So why would the average rap consumer out there be interested in an album by an unknown rap group named Federation? The fact "Rick Rock Presents" them is a selling point in itself for those in the know about the Bay Area. All you have to do is pick up the CD on the store shelf and read the back cover: "Produced by Rick Rock. All music played by Rick Rock." Besides the countless # of West coast explosions he has made for the likes of E-40, Mack 10, 2Pac and MC Eiht among others, he's also ventured to the East to lace artists like Jay-Z on "Change the Game" and Angie Martinez on "If I Could Go." Versatility is not a problem for Rick Rock, but when he does pop up in the mix there's an unquestionably strong bump to the beats no matter who he's lacing. You know a DJ Premier track by the jazz samples, tight layering, and scratched hooks when you hear it. You know a Pete Rock track by the dirty soul and the horny horns. You know a Kanye West track by the soul breaks and the sped up R&B singers. And when you hear a Rick Rock beat, you know it by the way it nods your head and rattles your trunk. Rick Rock's beats could either get a party started, or get the club shut down when everybody gets too CRUNK up in that muh'.
To be honest, this is also a handicap when it comes to the Federation. As good as they might be as rappers, I have a hard time paying attention to the game they spit when I'm too busy bouncing along to Rick Rock's tracks. On the 18 tracks of "Rick Rock Presents Federation - The Album" there's plenty of hotness to enjoy. "What is It" featuring El Dorado Red and "Hyphy" featuring E-40 are a very intense start to the presentation, although unintentionally on the latter I end up viewing it as an E-40 track featuring Federation instead of the other way around. I guess that's what happens when E-40 and Rick Rock go together on tracks like sharp cheddar on Ritz crackers. Things continue to bump like crazy throughout with Rick Rock coming correct on the Jigga-esque "You Might See Me," feel eeriely reminiscent of Fabolous' "Can't Deny It" at times on "You Don't Want It," get thumpishly gangster on "We Ride" featuring Daz and even get smoothed out on that R&B tip on "Ghetto Love Song" featuring Next Level. Damn, Next Level? I didn't even know they were still around. They do a nice job on this shit though. In fact this song is smoothed out enough that I can finally take a little notice of what the Federation is spitting on the beats. They seem aight lyrically - not overwhelmingly nice, but certainly not fucking up the game here at all:

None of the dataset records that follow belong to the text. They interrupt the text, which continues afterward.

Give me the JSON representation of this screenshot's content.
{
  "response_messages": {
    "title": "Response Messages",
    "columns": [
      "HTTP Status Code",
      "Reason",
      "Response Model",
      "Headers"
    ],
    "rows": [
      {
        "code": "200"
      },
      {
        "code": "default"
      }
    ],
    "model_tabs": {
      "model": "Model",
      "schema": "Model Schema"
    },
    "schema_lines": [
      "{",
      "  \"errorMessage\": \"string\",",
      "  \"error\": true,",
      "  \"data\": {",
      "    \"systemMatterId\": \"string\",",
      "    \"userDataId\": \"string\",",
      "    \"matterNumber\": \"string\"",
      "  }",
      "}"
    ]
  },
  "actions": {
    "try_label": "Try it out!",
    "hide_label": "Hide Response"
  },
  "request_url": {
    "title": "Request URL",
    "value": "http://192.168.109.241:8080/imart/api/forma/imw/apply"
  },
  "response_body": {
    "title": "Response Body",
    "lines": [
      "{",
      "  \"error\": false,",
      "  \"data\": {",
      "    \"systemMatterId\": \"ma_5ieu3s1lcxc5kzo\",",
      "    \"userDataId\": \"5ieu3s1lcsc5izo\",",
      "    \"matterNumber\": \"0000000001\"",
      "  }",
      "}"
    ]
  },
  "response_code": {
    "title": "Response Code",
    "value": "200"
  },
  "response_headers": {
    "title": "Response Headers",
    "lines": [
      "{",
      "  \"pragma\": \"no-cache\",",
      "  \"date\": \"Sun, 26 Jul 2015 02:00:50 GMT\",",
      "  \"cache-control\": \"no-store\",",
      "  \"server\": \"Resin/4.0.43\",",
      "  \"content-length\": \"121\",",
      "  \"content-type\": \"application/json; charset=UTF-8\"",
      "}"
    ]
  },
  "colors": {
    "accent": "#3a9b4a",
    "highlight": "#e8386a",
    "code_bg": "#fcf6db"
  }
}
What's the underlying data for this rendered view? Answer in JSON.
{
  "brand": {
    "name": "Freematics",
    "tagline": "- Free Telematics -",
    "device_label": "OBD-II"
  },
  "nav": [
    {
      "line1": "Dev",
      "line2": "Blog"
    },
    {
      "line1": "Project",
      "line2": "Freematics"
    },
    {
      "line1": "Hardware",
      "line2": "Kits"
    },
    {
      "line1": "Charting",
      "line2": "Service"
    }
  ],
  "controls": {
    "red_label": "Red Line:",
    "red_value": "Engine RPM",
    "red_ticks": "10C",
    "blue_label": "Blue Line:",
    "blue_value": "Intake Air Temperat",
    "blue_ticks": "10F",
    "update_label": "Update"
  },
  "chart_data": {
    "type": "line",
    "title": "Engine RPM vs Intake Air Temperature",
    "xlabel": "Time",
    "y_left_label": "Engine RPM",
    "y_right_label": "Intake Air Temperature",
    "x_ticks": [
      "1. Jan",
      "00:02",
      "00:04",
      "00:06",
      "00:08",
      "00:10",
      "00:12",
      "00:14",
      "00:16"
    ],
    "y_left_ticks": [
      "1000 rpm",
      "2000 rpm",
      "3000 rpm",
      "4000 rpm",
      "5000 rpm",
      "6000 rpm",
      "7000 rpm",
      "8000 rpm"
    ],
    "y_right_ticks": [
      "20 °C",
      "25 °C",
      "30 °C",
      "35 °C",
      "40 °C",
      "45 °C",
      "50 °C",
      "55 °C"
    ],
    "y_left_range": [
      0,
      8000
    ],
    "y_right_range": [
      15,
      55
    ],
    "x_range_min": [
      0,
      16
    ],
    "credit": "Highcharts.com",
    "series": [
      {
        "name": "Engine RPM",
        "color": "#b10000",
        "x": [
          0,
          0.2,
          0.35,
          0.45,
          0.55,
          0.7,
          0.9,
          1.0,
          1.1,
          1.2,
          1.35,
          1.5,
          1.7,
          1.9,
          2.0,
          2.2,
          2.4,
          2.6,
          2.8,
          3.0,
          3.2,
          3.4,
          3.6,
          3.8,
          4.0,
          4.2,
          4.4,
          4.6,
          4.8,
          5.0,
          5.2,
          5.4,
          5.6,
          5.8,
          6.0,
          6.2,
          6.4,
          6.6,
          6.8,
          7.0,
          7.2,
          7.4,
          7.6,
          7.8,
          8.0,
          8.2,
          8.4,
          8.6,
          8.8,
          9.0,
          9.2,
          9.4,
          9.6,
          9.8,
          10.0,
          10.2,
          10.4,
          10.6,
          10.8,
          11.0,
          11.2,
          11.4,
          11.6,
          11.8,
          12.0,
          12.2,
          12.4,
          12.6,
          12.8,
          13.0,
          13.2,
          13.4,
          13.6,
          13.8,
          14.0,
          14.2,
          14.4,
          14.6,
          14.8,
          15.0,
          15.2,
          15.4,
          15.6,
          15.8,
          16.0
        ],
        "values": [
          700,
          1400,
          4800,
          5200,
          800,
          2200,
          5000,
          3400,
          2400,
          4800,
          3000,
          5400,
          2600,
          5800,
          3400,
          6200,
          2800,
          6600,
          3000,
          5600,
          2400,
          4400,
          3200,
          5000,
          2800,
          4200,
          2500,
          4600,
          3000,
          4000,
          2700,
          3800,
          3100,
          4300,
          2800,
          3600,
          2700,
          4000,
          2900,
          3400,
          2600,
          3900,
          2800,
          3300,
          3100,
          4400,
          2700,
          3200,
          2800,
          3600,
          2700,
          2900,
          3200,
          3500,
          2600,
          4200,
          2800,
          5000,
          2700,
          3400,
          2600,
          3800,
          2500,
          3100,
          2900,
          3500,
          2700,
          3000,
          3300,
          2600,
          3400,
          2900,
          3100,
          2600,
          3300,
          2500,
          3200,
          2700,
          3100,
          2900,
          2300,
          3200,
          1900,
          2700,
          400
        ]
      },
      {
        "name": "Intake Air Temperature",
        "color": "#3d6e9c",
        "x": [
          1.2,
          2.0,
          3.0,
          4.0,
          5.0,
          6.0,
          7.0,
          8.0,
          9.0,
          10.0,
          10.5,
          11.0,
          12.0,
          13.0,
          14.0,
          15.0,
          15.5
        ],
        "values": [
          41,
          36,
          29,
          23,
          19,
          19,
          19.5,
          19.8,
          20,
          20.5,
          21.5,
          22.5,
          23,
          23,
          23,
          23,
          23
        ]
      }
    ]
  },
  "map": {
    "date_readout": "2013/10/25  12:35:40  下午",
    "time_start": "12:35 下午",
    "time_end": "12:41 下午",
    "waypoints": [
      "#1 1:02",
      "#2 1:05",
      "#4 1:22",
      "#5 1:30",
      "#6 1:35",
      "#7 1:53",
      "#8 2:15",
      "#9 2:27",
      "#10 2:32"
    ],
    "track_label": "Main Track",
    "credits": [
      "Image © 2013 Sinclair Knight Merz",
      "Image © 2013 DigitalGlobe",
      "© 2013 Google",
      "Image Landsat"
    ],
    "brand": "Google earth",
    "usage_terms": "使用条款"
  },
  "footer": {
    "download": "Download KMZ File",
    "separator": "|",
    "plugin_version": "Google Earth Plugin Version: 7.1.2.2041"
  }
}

"I told her I was taken, I was tryin to be faithful
But she was feelin lil' daddy, and said her nickname was Patty
Tried to leave her I said, get out the house I said
But that donkey kept talkin in that Ecko red
Didn't mean to cheat I said, tell them lies I said
But I couldn't resist her naked in that king sized bed
Sorry I was drunk on yo' last birthday
And we didn't share Christmas and Valentine's Day
And the beefs I caused I'm sorry, I didn't mean to break you
And when the fair came to town, I'm sorry I had to take you
I'm a changed man now, I don't get drunk no mo'
Okay I drink a lil' bit, but I don't throw up no mo'
No mo' hoodrat brizzles, with fo' baby daddies
Open up yo' heart girl, don't stay mad at me"
Honestly though, it's the beats I'm tripping on. Rick Rock just keeps making me smile time and time again, with songs like his P-Funk remake on "In Love With a Hoodrat," the braying (yes seriously) sounds of "Donkey," and the slow plodding beat of the triple-flick flowed "What if I Had a Gun" featuring Twista. By the time the album closes with the hard rocking guitar sounds of "Mayhem" it's not the Federation that I really noticed, it's Rick Rock's beats that I was jamming to. I feel bad for the Federation but I have to be honest - I probably would have enjoyed this album just as much if it was all instrumental. That's not to say that the Federation are whack at all. They around par for the West coast, maybe slightly above average, but not really on an E-40, Messy Marv, or Mac Dre (R.I.P.) level. When you're rapping over Rick Rock beats though, GOOD is good enough. "Rick Rock Presents the Federation" is perfect if you like your headphones vibrating and your trunk rattling - in other words, it's for fans of fat beats with HELLA bump to 'em.
Music Vibes: 8 of 10 Lyric Vibes: 6 of 10 TOTAL Vibes: 7 of 10
Originally posted: February 8, 2005